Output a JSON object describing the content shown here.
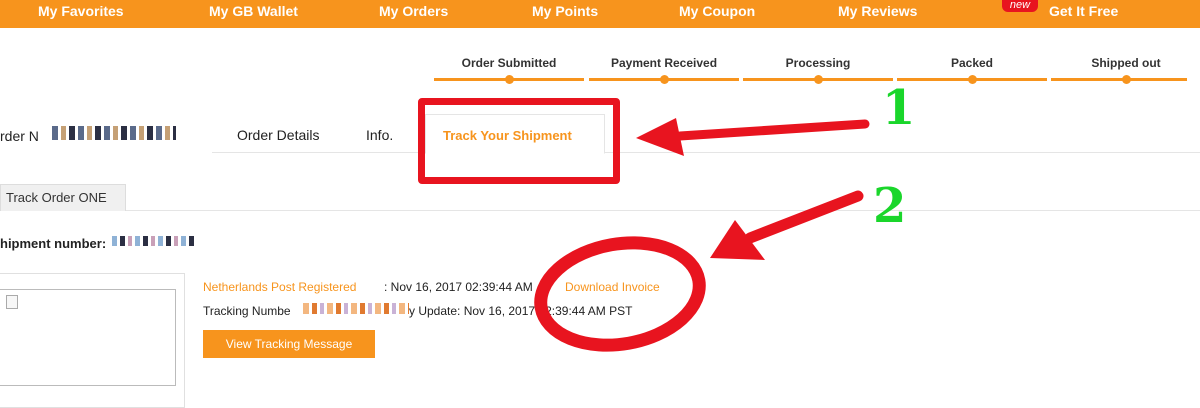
{
  "topnav": {
    "items": [
      "My Favorites",
      "My GB Wallet",
      "My Orders",
      "My Points",
      "My Coupon",
      "My Reviews",
      "Get It Free"
    ],
    "new_badge": "new"
  },
  "progress": {
    "steps": [
      "Order Submitted",
      "Payment Received",
      "Processing",
      "Packed",
      "Shipped out"
    ]
  },
  "order": {
    "label": "rder N"
  },
  "tabs": {
    "details": "Order Details",
    "info": "Info.",
    "track": "Track Your Shipment"
  },
  "track_tab": {
    "label": "Track Order ONE"
  },
  "shipment": {
    "label": "hipment number:"
  },
  "tracking": {
    "carrier": "Netherlands Post Registered",
    "date": ": Nov 16, 2017 02:39:44 AM",
    "download_label": "Download Invoice",
    "number_label": "Tracking Numbe",
    "update_text": "y Update: Nov 16, 2017 02:39:44 AM PST",
    "view_button": "View Tracking Message"
  },
  "annotations": {
    "mark_1": "1",
    "mark_2": "2"
  },
  "colors": {
    "accent": "#f7941d",
    "annotation_red": "#e8141f",
    "annotation_green": "#1ad62b"
  }
}
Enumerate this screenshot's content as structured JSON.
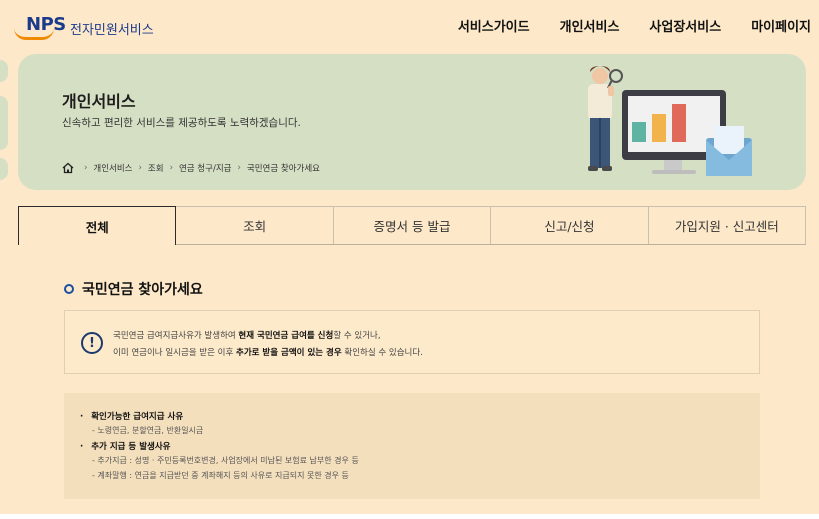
{
  "header": {
    "logo_text": "NPS",
    "logo_sub": "전자민원서비스",
    "nav": [
      "서비스가이드",
      "개인서비스",
      "사업장서비스",
      "마이페이지"
    ]
  },
  "banner": {
    "title": "개인서비스",
    "subtitle": "신속하고 편리한 서비스를 제공하도록 노력하겠습니다.",
    "breadcrumb": [
      "개인서비스",
      "조회",
      "연금 청구/지급",
      "국민연금 찾아가세요"
    ]
  },
  "tabs": [
    "전체",
    "조회",
    "증명서 등 발급",
    "신고/신청",
    "가입지원 · 신고센터"
  ],
  "section": {
    "title": "국민연금 찾아가세요"
  },
  "notice": {
    "line1_a": "국민연금 급여지급사유가 발생하여 ",
    "line1_b": "현재 국민연금 급여를 신청",
    "line1_c": "할 수 있거나,",
    "line2_a": "이미 연금이나 일시금을 받은 이후 ",
    "line2_b": "추가로 받을 금액이 있는 경우",
    "line2_c": " 확인하실 수 있습니다."
  },
  "info": {
    "b1": "확인가능한 급여지급 사유",
    "b1_d1": "- 노령연금, 분할연금, 반환일시금",
    "b2": "추가 지급 등 발생사유",
    "b2_d1": "- 추가지급 : 성명 · 주민등록번호변경, 사업장에서 미납된 보험료 납부한 경우 등",
    "b2_d2": "- 계좌말행 : 연금을 지급받던 중 계좌해지 등의 사유로 지급되지 못한 경우 등"
  },
  "colors": {
    "page_bg": "#fde9c9",
    "banner_bg": "#d5dfc4",
    "brand_blue": "#1b3a8c",
    "brand_orange": "#f08a00"
  }
}
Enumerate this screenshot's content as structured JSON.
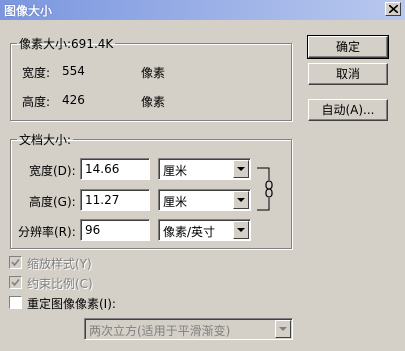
{
  "window": {
    "title": "图像大小"
  },
  "pixel_dimensions": {
    "legend": "像素大小:691.4K",
    "width_label": "宽度:",
    "width_value": "554",
    "width_unit": "像素",
    "height_label": "高度:",
    "height_value": "426",
    "height_unit": "像素"
  },
  "document_size": {
    "legend": "文档大小:",
    "width_label": "宽度(D):",
    "width_value": "14.66",
    "width_unit": "厘米",
    "height_label": "高度(G):",
    "height_value": "11.27",
    "height_unit": "厘米",
    "resolution_label": "分辨率(R):",
    "resolution_value": "96",
    "resolution_unit": "像素/英寸"
  },
  "buttons": {
    "ok": "确定",
    "cancel": "取消",
    "auto": "自动(A)..."
  },
  "options": {
    "scale_styles": {
      "label": "缩放样式(Y)",
      "checked": true,
      "enabled": false
    },
    "constrain": {
      "label": "约束比例(C)",
      "checked": true,
      "enabled": false
    },
    "resample": {
      "label": "重定图像像素(I):",
      "checked": false,
      "enabled": true
    },
    "resample_method": "两次立方(适用于平滑渐变)"
  }
}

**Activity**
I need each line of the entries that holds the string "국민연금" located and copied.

**Output below**
      "국민연금 찾아가세요"
    "title": "국민연금 찾아가세요"
    "line1_a": "국민연금 급여지급사유가 발생하여 ",
    "line1_b": "현재 국민연금 급여를 신청",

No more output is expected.